SWOSU COVID-19 update: vaccinations, tests, and current precautions
Updated: Feb 7
By Sydnie Balcer
For The Southwestern
SWOSU is keeping up a lot of its COVID-19 precautions from the fall semester, as well as offering COVID-19 vaccinations in the Pioneer Cellular Event Center.
SWOSU has begun offering COVID-19 vaccines in the Pioneer Cellular Event Center every Friday and is currently vaccinating those over age 65.
Many SWOSU students are participating in the effort to get vaccinations out, including nursing and pharmacy students giving injections and allied health students helping with the data entry.
“People have been very impressed with the way SWOSU is running things,” SWOSU Vice President and Provost James South said.
SWOSU is currently vaccinating over 1,000 people every Friday, and South said some have even been coming to SWOSU from places as far as Tulsa to receive vaccinations due to its efficiency.

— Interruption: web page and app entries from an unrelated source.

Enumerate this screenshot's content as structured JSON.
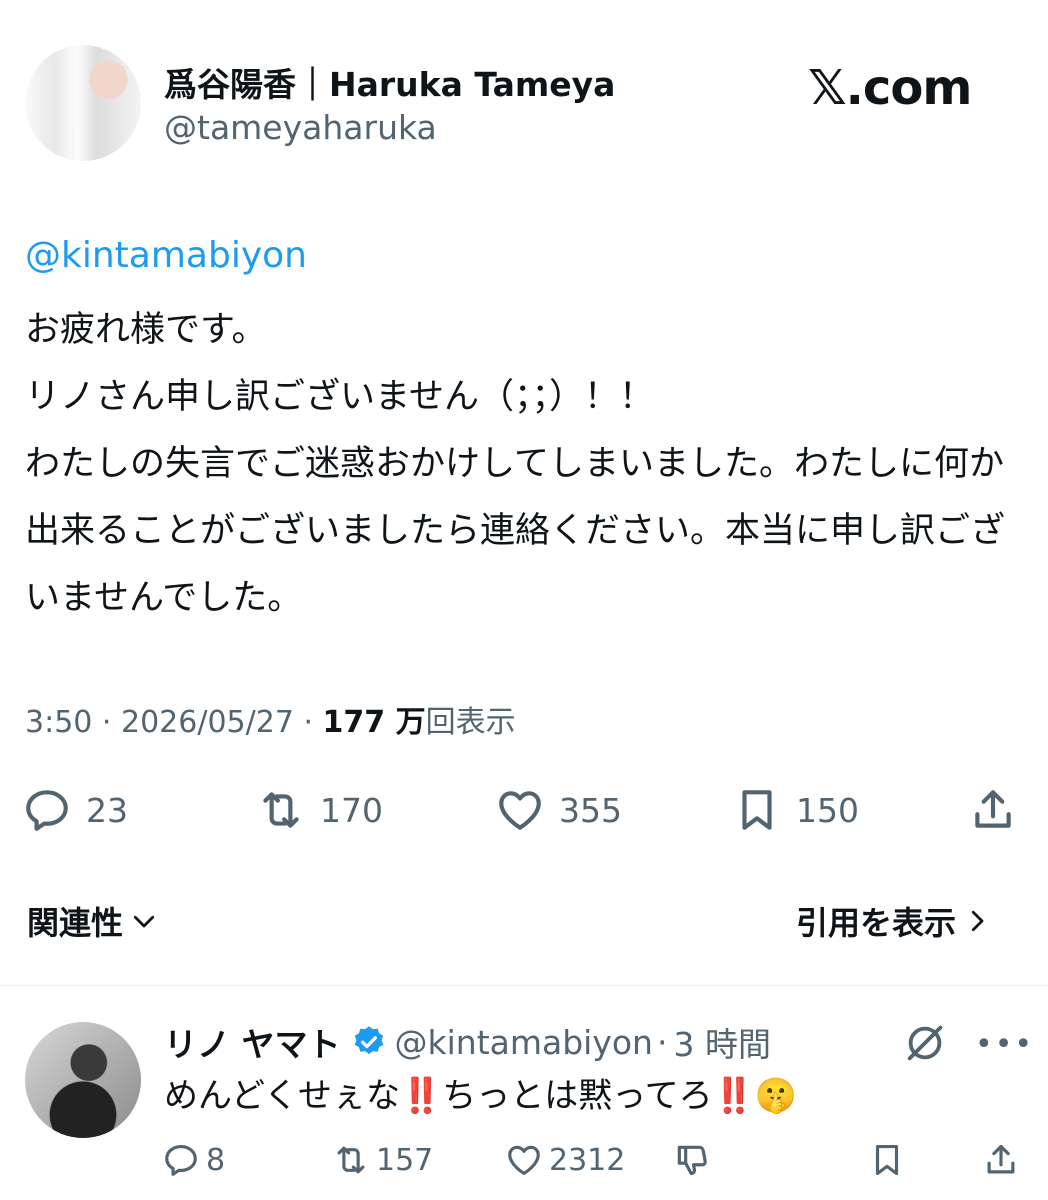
{
  "tweet": {
    "display_name": "爲谷陽香｜Haruka Tameya",
    "handle": "@tameyaharuka",
    "site_label": "𝕏.com",
    "mention": "@kintamabiyon",
    "body": "お疲れ様です。\nリノさん申し訳ございません（；；）！！\nわたしの失言でご迷惑おかけしてしまいました。わたしに何か出来ることがございましたら連絡ください。本当に申し訳ございませんでした。",
    "time": "3:50",
    "date": "2026/05/27",
    "views_count": "177 万",
    "views_label": "回表示",
    "replies": "23",
    "reposts": "170",
    "likes": "355",
    "bookmarks": "150",
    "related_label": "関連性",
    "quotes_label": "引用を表示"
  },
  "reply": {
    "display_name": "リノ ヤマト",
    "handle": "@kintamabiyon",
    "time_ago": "3 時間",
    "text": "めんどくせぇな‼️ちっとは黙ってろ‼️🤫",
    "replies": "8",
    "reposts": "157",
    "likes": "2312"
  },
  "colors": {
    "accent": "#1d9bf0",
    "muted": "#536471",
    "text": "#0f1419"
  },
  "icons": [
    "reply-icon",
    "repost-icon",
    "like-icon",
    "bookmark-icon",
    "share-icon",
    "chevron-down-icon",
    "chevron-right-icon",
    "verified-badge-icon",
    "grok-icon",
    "more-icon",
    "dislike-icon"
  ]
}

Oklahoma residents can sign up for an appointment to receive a COVID-19 vaccination via the Oklahoma State Department of Health’s website, which will let them know what category or phase they are in to receive their vaccine. According to South, the speed at which the SWOSU population overall will be able to get vaccinated will depend completely on the supply.
In addition to vaccinations, SWOSU has received more COVID-19 tests to use this semester.
“We received about 4,400 quick COVID tests that will expire in mid-March,” South said. “We’re using those to test athletes ourselves.”
South hopes to use remaining COVID tests for student volunteers living in the dorms in order to find asymptomatic people. This procedure would go hand-in-hand with the monitoring of dorm wastewater, which SWOSU began doing last fall.
“Some dorms had virtually zero infection,” South said. “Some were higher, and we’re thinking about testing the dorm without infection.”
According to South, there is still a possibility that students could go online this semester despite vaccines because of new variants of COVID-19 that are more transmissible.
The Center for Disease Control and Prevention (CDC) currently knows of three different variants of COVID-19 circling globally: one in the United Kingdom, one in South Africa, and one in Brazil. According to the CDC, “These variants seem to spread more easily and quickly than other variants, which may lead to more cases of COVID-19.”
There’s currently no evidence that these variants are any more deadly than others, but they could increase the strain on hospitals.
As of Feb. 2, 2021, there were 26 active student and 6 active employee cases of COVID-19 on the Weatherford and Sayre campus. For the most up-to-date information about cases at SWOSU, students, employees, and faculty can visit SWOSU’s COVID-19 website.
South wants to emphasize the importance of continuing to follow COVID-19 precautions as students kick off the spring semester.
“Keep doing safe things and wearing masks, especially off-campus,” South said. “Students need to keep working to end the pandemic.”